Emily Saunders, MSW, took a dramatic career step in moving from Brooklyn, New York, to Ajo, Arizona. Ajo is a very small town on the border between the United States and Mexico where many families have networks that span the border. Of her geographical migration, Emily observes, “ It’s normal for discomfort to arise when we approach a boundary, an edge, or a border. This is as true in the incredibly dense community of New York City as in the sprawling US-Mexico borderlands. I’m hopeful about the potential for mindfulness tools to soften our reactions to discomfort, allow us to acknowledge emotion in ourselves and one another, and prepare the ground for compassion.” Here’s Emily’s snapshot of one day’s lesson, learned the hard way, for both teacher and students.
I might have noticed tightness in my jaw if I’d shifted my attention inward. Twenty-five wiggling second graders chatted on the rug in front of me. The class had recently moved into a phase called: “We know you Ms. Emily and we know the routine and tomorrow is Friday so we’re going to start pushing boundaries a little bit.”

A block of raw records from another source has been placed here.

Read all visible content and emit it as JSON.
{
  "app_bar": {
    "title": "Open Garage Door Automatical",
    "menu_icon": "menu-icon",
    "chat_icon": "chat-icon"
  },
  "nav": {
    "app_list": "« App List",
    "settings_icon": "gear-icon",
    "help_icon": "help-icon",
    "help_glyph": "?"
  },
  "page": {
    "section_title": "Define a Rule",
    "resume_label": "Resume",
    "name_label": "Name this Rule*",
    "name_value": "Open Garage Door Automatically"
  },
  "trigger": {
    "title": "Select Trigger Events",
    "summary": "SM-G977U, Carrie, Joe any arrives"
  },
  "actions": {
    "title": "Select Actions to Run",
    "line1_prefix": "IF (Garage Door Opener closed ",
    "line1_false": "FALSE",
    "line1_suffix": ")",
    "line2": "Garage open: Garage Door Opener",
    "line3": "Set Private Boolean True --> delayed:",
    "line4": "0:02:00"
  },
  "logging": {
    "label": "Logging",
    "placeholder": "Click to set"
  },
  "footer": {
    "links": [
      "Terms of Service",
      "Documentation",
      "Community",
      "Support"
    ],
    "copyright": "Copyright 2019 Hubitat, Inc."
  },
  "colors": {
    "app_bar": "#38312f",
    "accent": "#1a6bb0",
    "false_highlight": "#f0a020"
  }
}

I had my own agenda, called: “I’m tired and it’s not even Friday so can you please just act the way I think you should?” Ideally, I would have noticed the gridlock ahead, climbed up the awareness ladder, gained a vantage point of the chaos below, and recognized that (rising blood pressure or not) the situation was actually NOT that serious.
Instead, I snapped.
“Girls, cut it out!” I blasted. Two unlucky students froze in their rug spots and the room got quiet. Just like I wanted. But now it contained 25 nervous second graders and a little less trust.
We continued through our mindfulness lesson, my chest growing heavy with regret. I recognized the bittersweet taste of control that can come with a position of authority. I recalled some of my privileges: white skin, US citizenship, English-speaking, literate, graduate degree, adult. I thought of the parents of these children, their siblings, their grandparents—all of them my neighbors. Chances were high that we had waited in line together at the grocery store, at the café, or even at the border crossing. We were all intertwined.
I took responsibility for the tension that filled the room. “I was angry and disappointed but it wasn’t okay to scare you or embarrass you,” I said, “I’ll try not to do it again.”
You shoulda seen them breathe.
Mindful teaching is many things. I think it can, and should, put our power and privilege to work in the service of our young people and local communities. It should help us to hold, non-judgmentally, the ten thousand daily emotions, expectations, and wounds that enter a classroom. Complicated, yes. But what an incredible vantage point (if we choose it) from which to see the interdependent responsibility and restorative potential of our schools.